Dubbed “Phoenix’s Law,” a bill in the state Assembly and Senate would modify the state’s Agriculture and Markets law to dole out stiffer sentences and heavier fines to those found guilty of intentionally hurting animals. The bill also requires psychiatric screening of animal abusers.

SPCA leaders sought the action by county officials when Phoenix’s Law stalled in the state Legislature at the end of June. The July death of an emaciated puppy named Jonah in Niagara Falls added to their sense of urgency.

The bill county leaders want to see passed takes its name from Phoenix, a Jack Russell terrier tortured and set on fire by Buffalo teens Diondre Brown and Adell Ziegler. Brown was given a six-month sentence while Ziegler was sentenced to two years in prison.

The failure of the law to pass in Albany has dumbfounded local animal rights activists as well as county lawmakers and the bill’s Senate sponsor.

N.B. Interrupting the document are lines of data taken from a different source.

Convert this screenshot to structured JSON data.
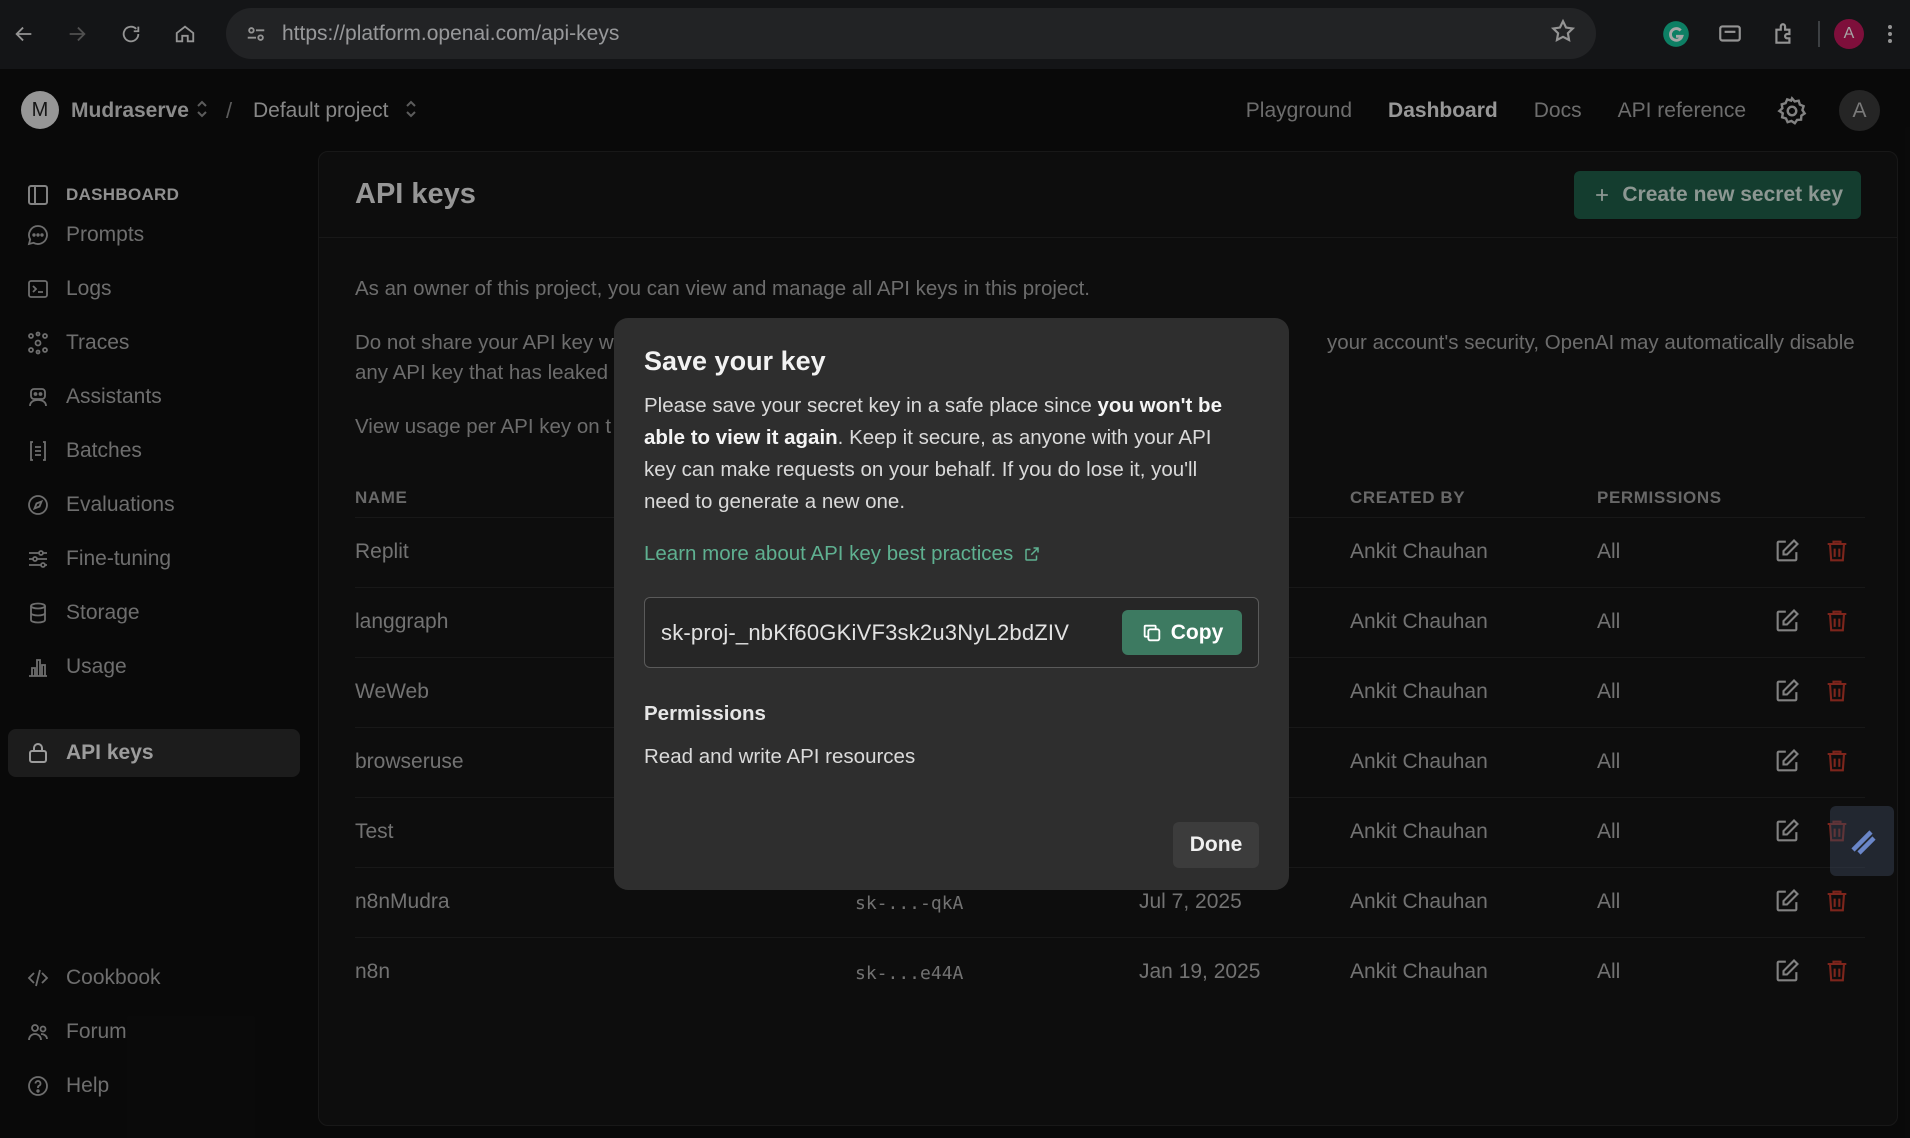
{
  "browser": {
    "url": "https://platform.openai.com/api-keys",
    "profile_initial": "A"
  },
  "appbar": {
    "org_initial": "M",
    "org_name": "Mudraserve",
    "separator": "/",
    "project_name": "Default project",
    "nav": [
      "Playground",
      "Dashboard",
      "Docs",
      "API reference"
    ],
    "active_nav": "Dashboard",
    "user_initial": "A"
  },
  "sidebar": {
    "heading": "DASHBOARD",
    "items": [
      {
        "label": "Prompts",
        "icon": "chat-bubble-icon"
      },
      {
        "label": "Logs",
        "icon": "terminal-icon"
      },
      {
        "label": "Traces",
        "icon": "traces-icon"
      },
      {
        "label": "Assistants",
        "icon": "robot-icon"
      },
      {
        "label": "Batches",
        "icon": "batches-icon"
      },
      {
        "label": "Evaluations",
        "icon": "compass-icon"
      },
      {
        "label": "Fine-tuning",
        "icon": "sliders-icon"
      },
      {
        "label": "Storage",
        "icon": "database-icon"
      },
      {
        "label": "Usage",
        "icon": "bar-chart-icon"
      },
      {
        "label": "API keys",
        "icon": "lock-icon"
      }
    ],
    "active": "API keys",
    "footer": [
      {
        "label": "Cookbook",
        "icon": "code-icon"
      },
      {
        "label": "Forum",
        "icon": "people-icon"
      },
      {
        "label": "Help",
        "icon": "help-icon"
      }
    ]
  },
  "main": {
    "title": "API keys",
    "create_label": "Create new secret key",
    "intro": "As an owner of this project, you can view and manage all API keys in this project.",
    "warning_left": "Do not share your API key w",
    "warning_right": "your account's security, OpenAI may automatically disable",
    "warning_line2": "any API key that has leaked",
    "usage_text": "View usage per API key on t",
    "columns": {
      "name": "NAME",
      "created_by": "CREATED BY",
      "permissions": "PERMISSIONS"
    },
    "rows": [
      {
        "name": "Replit",
        "secret": "",
        "created": "",
        "created_by": "Ankit Chauhan",
        "permissions": "All"
      },
      {
        "name": "langgraph",
        "secret": "",
        "created": "",
        "created_by": "Ankit Chauhan",
        "permissions": "All"
      },
      {
        "name": "WeWeb",
        "secret": "",
        "created": "",
        "created_by": "Ankit Chauhan",
        "permissions": "All"
      },
      {
        "name": "browseruse",
        "secret": "",
        "created": "",
        "created_by": "Ankit Chauhan",
        "permissions": "All"
      },
      {
        "name": "Test",
        "secret": "",
        "created": "",
        "created_by": "Ankit Chauhan",
        "permissions": "All"
      },
      {
        "name": "n8nMudra",
        "secret": "sk-...-qkA",
        "created": "Jul 7, 2025",
        "created_by": "Ankit Chauhan",
        "permissions": "All"
      },
      {
        "name": "n8n",
        "secret": "sk-...e44A",
        "created": "Jan 19, 2025",
        "created_by": "Ankit Chauhan",
        "permissions": "All"
      }
    ]
  },
  "modal": {
    "title": "Save your key",
    "body_1": "Please save your secret key in a safe place since ",
    "body_bold": "you won't be able to view it again",
    "body_2": ". Keep it secure, as anyone with your API key can make requests on your behalf. If you do lose it, you'll need to generate a new one.",
    "learn_more": "Learn more about API key best practices",
    "secret_key": "sk-proj-_nbKf60GKiVF3sk2u3NyL2bdZIV",
    "copy_label": "Copy",
    "permissions_title": "Permissions",
    "permissions_value": "Read and write API resources",
    "done_label": "Done"
  },
  "colors": {
    "accent_green": "#1f5e49",
    "copy_green": "#3d7a61",
    "link_green": "#5fb191",
    "delete_red": "#c0392b"
  }
}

“Mistreatment of any animal should not be tolerated,” said Sen. Mark Grisanti, who introduced Phoenix’s Law in the Senate. “I want to see this bill become Phoenix’s Law so that we will have on the books a strong piece of legislation that results in stiff punishment for anyone convicted of such a heinous act. By strengthening the penalties and requiring psychiatric evaluation, and if necessary treatment, we will be able to better protect our animals as well as the public as a whole.”

County legislators agreed, passing a resolution demanding the state act at the earliest opportunity-including any special sessions called by the governor-and pass the tougher sentences into law.

Legislator Cheree Copelin, a LaSalle Republican, co-wrote the county’s Phoenix’s Law resolution with North Tonawanda Legislator Paul Wojtaszek, who, as a Supreme Court law clerk actually was involved in the trial of Phoenix’s torturers.

Wojtaszek, who is a candidate for the state Supreme Court, was reserved in his remarks, citing professional obligations placed on judges in New York state, but did note that he owns a pair of dogs who, he says, “are a big part of my family.”

“I really don’t understand how anyone could hurt a dog,” Wojtaszek said.

Despite that sentiment, three dogs that were paraded around the Niagara County Courthouse’s legislative chambers bore witness to the depravity of some humans, including Gladys, a pitbull whose haw was broken and skull punctured when she was rescued, Odie, a puppy that was kept in a dresser drawer by his former owners and still has difficulty walking completely upright, and Dillan, a severely malnourished and underweight dog profiled in the April 16, 2013 edition of the Niagara Falls Reporter.

The dogs may have been the best lobbyists to ever visit the legislature’s ornate chambers: despite the bill coming from the Republican side of the aisle, the first lawmaker to endorse its passage on the floor was Minority Leader Dennis Virtuoso.

The resolution’s unanimous passage makes Niagara County one of the first counties in the state to demand tougher penalties for animal abusers like the Falls man who starved a puppy named Jonah to death last month.

It’s just a shame such a law comes too late for Jonah.



Niagara Falls Reporter - Publisher Frank Parlato Jr. www.niagarafallsreporter.com

AUG 13, 2013